### WORK INSTRUCTIONS
Find the string "with" in the entries and copy each line that has it.

### MATERIAL FOR THIS EXERCISE
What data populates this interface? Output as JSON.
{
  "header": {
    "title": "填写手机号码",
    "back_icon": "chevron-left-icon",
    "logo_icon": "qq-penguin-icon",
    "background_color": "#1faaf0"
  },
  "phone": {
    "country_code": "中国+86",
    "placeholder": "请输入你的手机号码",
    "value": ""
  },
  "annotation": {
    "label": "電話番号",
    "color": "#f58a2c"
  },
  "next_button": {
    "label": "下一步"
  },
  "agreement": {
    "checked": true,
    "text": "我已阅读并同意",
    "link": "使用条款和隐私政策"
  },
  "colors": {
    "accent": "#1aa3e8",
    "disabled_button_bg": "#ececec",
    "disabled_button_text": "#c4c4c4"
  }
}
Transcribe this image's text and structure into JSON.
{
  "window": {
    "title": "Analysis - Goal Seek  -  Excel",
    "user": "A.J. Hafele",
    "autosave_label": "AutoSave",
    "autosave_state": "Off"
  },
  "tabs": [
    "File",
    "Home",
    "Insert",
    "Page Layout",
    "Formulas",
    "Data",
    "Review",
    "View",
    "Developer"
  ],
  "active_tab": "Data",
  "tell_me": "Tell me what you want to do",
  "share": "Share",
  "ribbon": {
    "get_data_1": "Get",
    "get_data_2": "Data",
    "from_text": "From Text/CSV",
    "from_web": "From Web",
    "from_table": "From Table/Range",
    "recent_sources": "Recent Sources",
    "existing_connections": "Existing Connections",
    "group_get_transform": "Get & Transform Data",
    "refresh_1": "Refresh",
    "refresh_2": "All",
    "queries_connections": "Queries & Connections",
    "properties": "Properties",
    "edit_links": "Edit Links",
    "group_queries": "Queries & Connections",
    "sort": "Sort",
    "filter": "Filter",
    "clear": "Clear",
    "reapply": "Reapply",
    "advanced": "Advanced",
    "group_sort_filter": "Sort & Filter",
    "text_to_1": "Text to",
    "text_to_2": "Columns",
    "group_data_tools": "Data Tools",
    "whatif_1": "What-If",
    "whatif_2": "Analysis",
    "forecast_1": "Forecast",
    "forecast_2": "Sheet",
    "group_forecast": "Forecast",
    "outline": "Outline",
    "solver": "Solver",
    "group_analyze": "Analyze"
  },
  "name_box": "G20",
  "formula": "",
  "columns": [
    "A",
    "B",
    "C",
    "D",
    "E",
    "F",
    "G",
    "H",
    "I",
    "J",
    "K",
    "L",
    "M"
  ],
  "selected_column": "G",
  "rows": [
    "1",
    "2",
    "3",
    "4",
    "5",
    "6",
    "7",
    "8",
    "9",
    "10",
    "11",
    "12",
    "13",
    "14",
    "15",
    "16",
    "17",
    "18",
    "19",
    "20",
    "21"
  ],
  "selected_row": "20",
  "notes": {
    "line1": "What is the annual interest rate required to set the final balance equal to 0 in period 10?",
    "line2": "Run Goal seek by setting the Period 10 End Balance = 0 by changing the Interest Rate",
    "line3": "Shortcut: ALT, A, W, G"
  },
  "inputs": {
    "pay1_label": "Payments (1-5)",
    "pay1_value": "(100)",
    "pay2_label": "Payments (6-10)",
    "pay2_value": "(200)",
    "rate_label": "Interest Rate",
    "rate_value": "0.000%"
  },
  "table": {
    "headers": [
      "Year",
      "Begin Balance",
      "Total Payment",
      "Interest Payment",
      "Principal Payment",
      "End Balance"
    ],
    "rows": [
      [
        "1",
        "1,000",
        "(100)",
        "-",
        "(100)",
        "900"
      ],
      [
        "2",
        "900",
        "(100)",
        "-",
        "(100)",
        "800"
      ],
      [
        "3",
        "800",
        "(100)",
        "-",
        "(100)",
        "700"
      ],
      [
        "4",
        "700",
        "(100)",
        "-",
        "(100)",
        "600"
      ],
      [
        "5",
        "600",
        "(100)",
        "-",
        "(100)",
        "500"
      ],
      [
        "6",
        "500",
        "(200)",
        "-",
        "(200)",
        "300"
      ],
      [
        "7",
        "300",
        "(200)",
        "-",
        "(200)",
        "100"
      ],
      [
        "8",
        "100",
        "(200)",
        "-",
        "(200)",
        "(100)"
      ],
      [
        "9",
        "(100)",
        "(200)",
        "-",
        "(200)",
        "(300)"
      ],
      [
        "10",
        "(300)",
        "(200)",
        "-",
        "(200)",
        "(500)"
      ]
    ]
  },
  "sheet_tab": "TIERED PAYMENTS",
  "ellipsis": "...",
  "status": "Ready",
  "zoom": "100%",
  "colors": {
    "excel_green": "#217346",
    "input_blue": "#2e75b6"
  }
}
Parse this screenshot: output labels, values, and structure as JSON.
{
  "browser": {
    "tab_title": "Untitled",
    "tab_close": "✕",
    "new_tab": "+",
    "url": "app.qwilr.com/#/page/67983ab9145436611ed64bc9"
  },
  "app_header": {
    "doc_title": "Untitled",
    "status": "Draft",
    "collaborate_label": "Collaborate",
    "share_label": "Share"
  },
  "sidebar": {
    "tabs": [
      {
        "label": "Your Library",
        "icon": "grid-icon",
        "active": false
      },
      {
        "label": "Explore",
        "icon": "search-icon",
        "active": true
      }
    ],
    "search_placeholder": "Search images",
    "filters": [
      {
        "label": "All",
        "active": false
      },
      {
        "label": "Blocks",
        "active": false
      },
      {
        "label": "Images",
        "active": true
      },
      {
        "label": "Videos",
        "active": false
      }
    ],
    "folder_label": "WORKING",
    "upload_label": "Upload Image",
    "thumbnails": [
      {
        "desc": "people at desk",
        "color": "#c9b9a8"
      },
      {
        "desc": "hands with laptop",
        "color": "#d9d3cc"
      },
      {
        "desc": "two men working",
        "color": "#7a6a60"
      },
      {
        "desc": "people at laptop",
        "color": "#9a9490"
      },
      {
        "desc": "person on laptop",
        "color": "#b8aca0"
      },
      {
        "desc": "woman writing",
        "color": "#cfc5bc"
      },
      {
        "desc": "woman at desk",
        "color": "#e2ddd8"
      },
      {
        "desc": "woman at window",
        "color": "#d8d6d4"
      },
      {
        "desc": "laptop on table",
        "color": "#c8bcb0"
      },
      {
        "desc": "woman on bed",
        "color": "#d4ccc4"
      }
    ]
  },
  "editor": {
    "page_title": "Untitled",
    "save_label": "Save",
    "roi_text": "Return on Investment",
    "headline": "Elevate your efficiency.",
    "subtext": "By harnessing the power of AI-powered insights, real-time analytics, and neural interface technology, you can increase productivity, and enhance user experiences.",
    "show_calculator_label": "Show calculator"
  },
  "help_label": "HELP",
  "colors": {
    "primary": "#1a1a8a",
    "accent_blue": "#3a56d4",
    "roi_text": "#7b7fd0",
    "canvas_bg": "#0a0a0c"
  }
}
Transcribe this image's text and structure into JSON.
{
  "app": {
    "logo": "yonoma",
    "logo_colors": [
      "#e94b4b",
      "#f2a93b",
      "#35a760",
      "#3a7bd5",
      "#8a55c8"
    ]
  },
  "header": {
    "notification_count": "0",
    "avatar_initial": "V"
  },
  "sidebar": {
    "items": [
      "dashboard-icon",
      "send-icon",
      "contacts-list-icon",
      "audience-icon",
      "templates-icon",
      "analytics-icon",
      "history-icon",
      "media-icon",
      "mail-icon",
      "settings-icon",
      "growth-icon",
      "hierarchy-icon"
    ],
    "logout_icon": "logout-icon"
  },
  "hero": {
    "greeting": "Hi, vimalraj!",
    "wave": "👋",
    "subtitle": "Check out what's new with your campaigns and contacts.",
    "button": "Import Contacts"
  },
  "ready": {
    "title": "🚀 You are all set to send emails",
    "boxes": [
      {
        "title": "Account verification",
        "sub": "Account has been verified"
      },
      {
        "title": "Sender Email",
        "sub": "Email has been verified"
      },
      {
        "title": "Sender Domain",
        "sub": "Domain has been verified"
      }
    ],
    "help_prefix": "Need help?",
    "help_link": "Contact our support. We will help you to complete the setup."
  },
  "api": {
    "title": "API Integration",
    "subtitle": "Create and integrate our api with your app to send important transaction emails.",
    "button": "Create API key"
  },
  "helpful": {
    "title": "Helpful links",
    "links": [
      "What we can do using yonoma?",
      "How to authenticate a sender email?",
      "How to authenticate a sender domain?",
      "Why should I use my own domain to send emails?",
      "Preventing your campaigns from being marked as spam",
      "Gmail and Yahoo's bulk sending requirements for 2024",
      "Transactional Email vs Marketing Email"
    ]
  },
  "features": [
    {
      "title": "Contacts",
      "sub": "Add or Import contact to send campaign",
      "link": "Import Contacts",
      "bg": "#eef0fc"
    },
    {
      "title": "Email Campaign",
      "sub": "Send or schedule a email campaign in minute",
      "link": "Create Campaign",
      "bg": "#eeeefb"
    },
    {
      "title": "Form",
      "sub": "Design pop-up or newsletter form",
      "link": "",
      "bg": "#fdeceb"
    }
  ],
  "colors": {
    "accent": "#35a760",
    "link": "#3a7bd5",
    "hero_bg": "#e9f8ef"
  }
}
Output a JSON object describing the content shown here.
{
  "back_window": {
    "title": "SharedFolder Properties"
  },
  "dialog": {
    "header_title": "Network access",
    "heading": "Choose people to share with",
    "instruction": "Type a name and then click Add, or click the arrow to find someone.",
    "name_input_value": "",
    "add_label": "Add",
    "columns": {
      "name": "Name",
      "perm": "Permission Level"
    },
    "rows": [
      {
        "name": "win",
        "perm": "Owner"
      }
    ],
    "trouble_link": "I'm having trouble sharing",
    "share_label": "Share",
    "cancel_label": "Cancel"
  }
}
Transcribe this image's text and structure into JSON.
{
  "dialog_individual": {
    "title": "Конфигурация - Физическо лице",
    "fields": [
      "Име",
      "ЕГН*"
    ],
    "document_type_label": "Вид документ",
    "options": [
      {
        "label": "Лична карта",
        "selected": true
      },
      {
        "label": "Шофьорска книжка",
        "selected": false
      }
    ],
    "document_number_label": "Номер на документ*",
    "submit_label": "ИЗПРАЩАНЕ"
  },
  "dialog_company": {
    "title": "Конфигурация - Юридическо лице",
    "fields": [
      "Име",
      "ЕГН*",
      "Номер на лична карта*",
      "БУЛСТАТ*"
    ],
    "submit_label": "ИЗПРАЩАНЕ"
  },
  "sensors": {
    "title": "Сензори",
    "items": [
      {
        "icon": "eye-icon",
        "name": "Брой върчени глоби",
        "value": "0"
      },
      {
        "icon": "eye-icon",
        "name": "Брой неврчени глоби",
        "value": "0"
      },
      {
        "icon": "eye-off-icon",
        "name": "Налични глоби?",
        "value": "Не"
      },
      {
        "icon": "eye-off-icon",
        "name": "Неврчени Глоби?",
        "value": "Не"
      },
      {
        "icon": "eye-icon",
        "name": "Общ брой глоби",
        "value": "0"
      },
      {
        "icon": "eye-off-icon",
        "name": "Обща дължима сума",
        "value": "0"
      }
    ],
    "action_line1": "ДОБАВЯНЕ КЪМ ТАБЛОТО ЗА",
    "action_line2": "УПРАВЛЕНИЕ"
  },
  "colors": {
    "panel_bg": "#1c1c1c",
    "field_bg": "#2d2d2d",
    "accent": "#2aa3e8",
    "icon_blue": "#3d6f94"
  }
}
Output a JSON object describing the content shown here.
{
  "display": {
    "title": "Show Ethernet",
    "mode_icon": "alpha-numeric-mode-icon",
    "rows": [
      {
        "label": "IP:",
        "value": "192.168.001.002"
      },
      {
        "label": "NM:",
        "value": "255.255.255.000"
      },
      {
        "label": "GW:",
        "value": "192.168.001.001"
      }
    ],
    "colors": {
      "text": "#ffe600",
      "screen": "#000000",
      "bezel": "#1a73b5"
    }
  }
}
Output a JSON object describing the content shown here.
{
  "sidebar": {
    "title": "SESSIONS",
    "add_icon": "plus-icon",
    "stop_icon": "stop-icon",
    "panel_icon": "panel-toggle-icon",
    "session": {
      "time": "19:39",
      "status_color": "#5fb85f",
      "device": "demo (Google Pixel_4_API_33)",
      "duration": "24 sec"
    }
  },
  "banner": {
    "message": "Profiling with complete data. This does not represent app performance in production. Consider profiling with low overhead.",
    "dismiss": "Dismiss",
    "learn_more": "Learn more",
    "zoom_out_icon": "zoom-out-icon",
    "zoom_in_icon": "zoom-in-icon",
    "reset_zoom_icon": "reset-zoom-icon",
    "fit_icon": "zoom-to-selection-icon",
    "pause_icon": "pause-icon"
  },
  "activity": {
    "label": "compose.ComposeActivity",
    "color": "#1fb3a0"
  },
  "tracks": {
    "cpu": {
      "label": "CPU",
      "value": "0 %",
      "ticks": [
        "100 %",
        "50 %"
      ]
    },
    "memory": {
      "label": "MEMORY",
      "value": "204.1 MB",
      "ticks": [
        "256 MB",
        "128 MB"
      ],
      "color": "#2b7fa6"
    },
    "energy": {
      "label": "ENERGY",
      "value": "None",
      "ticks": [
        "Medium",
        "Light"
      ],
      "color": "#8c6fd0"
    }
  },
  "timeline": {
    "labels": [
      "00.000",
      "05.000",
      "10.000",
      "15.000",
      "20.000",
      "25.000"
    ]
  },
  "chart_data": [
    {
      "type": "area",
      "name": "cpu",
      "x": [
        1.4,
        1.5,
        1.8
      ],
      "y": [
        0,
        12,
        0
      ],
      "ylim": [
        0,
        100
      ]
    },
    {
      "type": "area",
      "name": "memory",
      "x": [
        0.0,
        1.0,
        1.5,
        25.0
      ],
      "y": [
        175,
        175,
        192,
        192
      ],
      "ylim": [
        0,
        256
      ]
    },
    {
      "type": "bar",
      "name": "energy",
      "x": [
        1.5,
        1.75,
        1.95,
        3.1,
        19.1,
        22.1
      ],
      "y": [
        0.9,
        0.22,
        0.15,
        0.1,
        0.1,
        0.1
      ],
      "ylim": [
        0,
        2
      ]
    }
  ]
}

### EXERCISE OUTPUT
        "desc": "hands with laptop",
    "subtitle": "Check out what's new with your campaigns and contacts.",
    "subtitle": "Create and integrate our api with your app to send important transaction emails.",
    "heading": "Choose people to share with",
    "message": "Profiling with complete data. This does not represent app performance in production. Consider profiling with low overhead.",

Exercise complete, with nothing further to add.